Somewhere between the fairy tale abuse of Shrek and the retro pop culture of Shark Tale lies the happy medium of Madagascar.
At the Central Park Zoo in New York, Marty the Zebra (voiced by Chris Rock) dreams of “The Wild,” a place where everything is perfect and he can run free. His buddy and feature zoo attraction, Alex the Lion (Ben Stiller), is content where he is getting all the attention (and prime-cut steaks) he wants. Everything goes south when Marty breaks out and Alex goes after him, along with zoo pals Melman the Giraffe (David Schwimmer) and Gloria the Hippo (Jada Pinkett Smith). All of them wind up boxed up and shipped out to places unknown, but a group of enterprising penguins have other ideas…
DreamWorks Animation’s latest feature finally tries a few new things that haven’t been taken advantage of in the computer-animated medium before.

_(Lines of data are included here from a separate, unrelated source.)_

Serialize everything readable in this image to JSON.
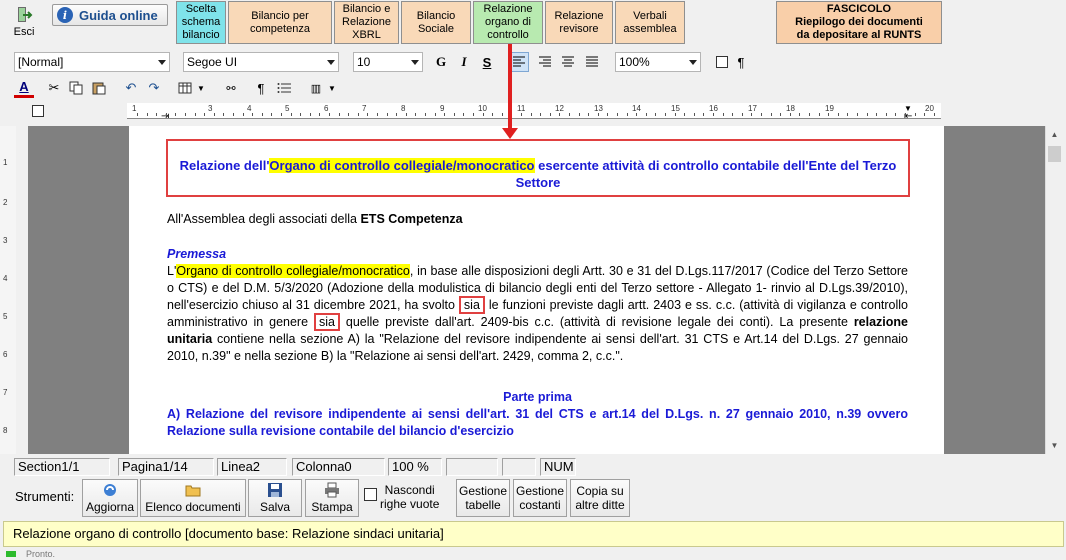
{
  "topbar": {
    "esci": "Esci",
    "guida": "Guida online",
    "tabs": [
      {
        "line1": "Scelta",
        "line2": "schema",
        "line3": "bilancio",
        "color": "#7fe3ea"
      },
      {
        "line1": "Bilancio per",
        "line2": "competenza",
        "line3": "",
        "color": "#f9d9b8"
      },
      {
        "line1": "Bilancio e",
        "line2": "Relazione",
        "line3": "XBRL",
        "color": "#f9d9b8"
      },
      {
        "line1": "Bilancio",
        "line2": "Sociale",
        "line3": "",
        "color": "#f9d9b8"
      },
      {
        "line1": "Relazione",
        "line2": "organo di",
        "line3": "controllo",
        "color": "#b8eab0"
      },
      {
        "line1": "Relazione",
        "line2": "revisore",
        "line3": "",
        "color": "#f9d9b8"
      },
      {
        "line1": "Verbali",
        "line2": "assemblea",
        "line3": "",
        "color": "#f9d9b8"
      }
    ],
    "fascicolo": {
      "line1": "FASCICOLO",
      "line2": "Riepilogo dei documenti",
      "line3": "da depositare al RUNTS"
    }
  },
  "format": {
    "style": "[Normal]",
    "font": "Segoe UI",
    "size": "10",
    "bold": "G",
    "italic": "I",
    "underline": "S",
    "zoom": "100%",
    "pilcrow": "¶"
  },
  "ruler": {
    "numbers": [
      "1",
      "2",
      "3",
      "4",
      "5",
      "6",
      "7",
      "8",
      "9",
      "10",
      "11",
      "12",
      "13",
      "14",
      "15",
      "16",
      "17",
      "18",
      "19",
      "20"
    ]
  },
  "vruler": {
    "numbers": [
      "1",
      "2",
      "3",
      "4",
      "5",
      "6",
      "7",
      "8"
    ]
  },
  "document": {
    "title_pre": "Relazione dell'",
    "title_hl": "Organo di controllo collegiale/monocratico",
    "title_post": " esercente attività di controllo contabile dell'Ente del Terzo Settore",
    "assemblea_pre": "All'Assemblea degli associati della ",
    "assemblea_bold": "ETS Competenza",
    "premessa": "Premessa",
    "p1_hl": "Organo di controllo collegiale/monocratico",
    "p1_pre": "L'",
    "p1_a": ", in base alle disposizioni degli Artt. 30 e 31 del D.Lgs.117/2017 (Codice del Terzo Settore o CTS) e del D.M. 5/3/2020 (Adozione della modulistica di bilancio degli enti del Terzo settore - Allegato 1- rinvio al D.Lgs.39/2010), nell'esercizio chiuso al 31 dicembre 2021, ha svolto ",
    "sia1": "sia",
    "p1_b": " le funzioni previste dagli artt. 2403 e ss. c.c. (attività di vigilanza e controllo amministrativo in genere ",
    "sia2": "sia",
    "p1_c": " quelle previste dall'art. 2409-bis c.c. (attività di revisione legale dei conti). La presente ",
    "p1_bold": "relazione unitaria",
    "p1_d": " contiene nella sezione A) la \"Relazione del revisore indipendente ai sensi dell'art. 31 CTS e Art.14 del D.Lgs. 27 gennaio 2010, n.39\" e nella sezione B) la \"Relazione ai sensi dell'art. 2429, comma 2, c.c.\".",
    "parte_prima": "Parte prima",
    "sez_a": "A) Relazione del revisore indipendente ai sensi dell'art. 31 del CTS e art.14 del D.Lgs. n. 27 gennaio 2010, n.39 ovvero Relazione sulla revisione contabile del bilancio d'esercizio"
  },
  "status": {
    "section": "Section1/1",
    "page": "Pagina1/14",
    "line": "Linea2",
    "column": "Colonna0",
    "zoom": "100 %",
    "num": "NUM"
  },
  "tools": {
    "label": "Strumenti:",
    "aggiorna": "Aggiorna",
    "elenco": "Elenco documenti",
    "salva": "Salva",
    "stampa": "Stampa",
    "nascondi1": "Nascondi",
    "nascondi2": "righe vuote",
    "gestione_tabelle1": "Gestione",
    "gestione_tabelle2": "tabelle",
    "gestione_costanti1": "Gestione",
    "gestione_costanti2": "costanti",
    "copia1": "Copia su",
    "copia2": "altre ditte"
  },
  "infobar": "Relazione organo di controllo [documento base: Relazione sindaci unitaria]",
  "bottom": "Pronto."
}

Like Disney’s Hercules, corners and edges have a distinctive swirl that’s prevelant throughout the production design; Madagascar employs a similar technique that’s less of a technological compromise and more of a design choice. In fact, the zany unpredictability seldom seen since the classic Warner Bros. cartoons rears its long-missed head for this film, showing off the advantages of animation instead photo-realism.
Unfortunately, for all the manic moments and hilarious dance sequences, the 86 minute running time is surprisingly padded while obvious filler (and better character development) went underused. David Schwimmer’s Melman could have lifted his lines from the “Friends” boxed sets; showing children the giraffe’s favorite treat, a cart full of prescription drugs, isn’t really all that funny when you think about it, either. Jada Pinkett Smith’s Gloria could have lent much more moral support to the situation but is ultimately as underused as Schwimmer. True, the film’s story revolves around Stiller and Rock, but what about the monkeys? Or more with the penguins? Heck, we don’t even really meet “the bad guys.”
Madagascar mostly works for what it’s shooting for: a generally kid-friendly film that keeps everyone occupied for just under an hour and a half. Any mandatory sequels should have plenty to draw on with more time spent on story and less trying to pad screen time, but that remains to be seen. This film is infinitely easier to watch than Shark Tale and preferable to the most recent Shrek sequel, but a film starring just the penguins (and a PG rating) would much appreciated.
(a two and a half skull recommendation out of four)